DATA RECORDS —
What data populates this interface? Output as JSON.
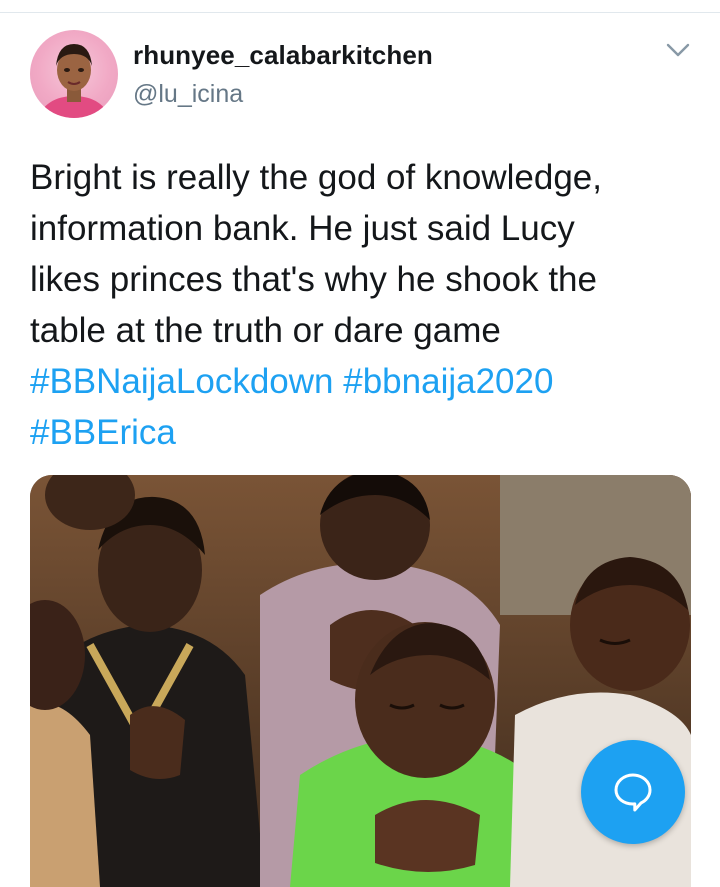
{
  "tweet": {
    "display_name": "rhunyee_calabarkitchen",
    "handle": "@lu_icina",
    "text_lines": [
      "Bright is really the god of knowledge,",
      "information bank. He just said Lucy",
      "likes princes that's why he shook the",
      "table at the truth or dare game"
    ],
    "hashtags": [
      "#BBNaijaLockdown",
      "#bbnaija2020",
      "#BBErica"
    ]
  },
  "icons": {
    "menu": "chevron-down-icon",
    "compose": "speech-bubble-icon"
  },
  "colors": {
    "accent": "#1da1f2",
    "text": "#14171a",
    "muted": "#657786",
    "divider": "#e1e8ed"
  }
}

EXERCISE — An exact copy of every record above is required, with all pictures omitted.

SOLUTION FOR THIS EXERCISE —
What data populates this interface? Output as JSON.
{
  "tweet": {
    "display_name": "rhunyee_calabarkitchen",
    "handle": "@lu_icina",
    "text_lines": [
      "Bright is really the god of knowledge,",
      "information bank. He just said Lucy",
      "likes princes that's why he shook the",
      "table at the truth or dare game"
    ],
    "hashtags": [
      "#BBNaijaLockdown",
      "#bbnaija2020",
      "#BBErica"
    ]
  },
  "icons": {
    "menu": "chevron-down-icon",
    "compose": "speech-bubble-icon"
  },
  "colors": {
    "accent": "#1da1f2",
    "text": "#14171a",
    "muted": "#657786",
    "divider": "#e1e8ed"
  }
}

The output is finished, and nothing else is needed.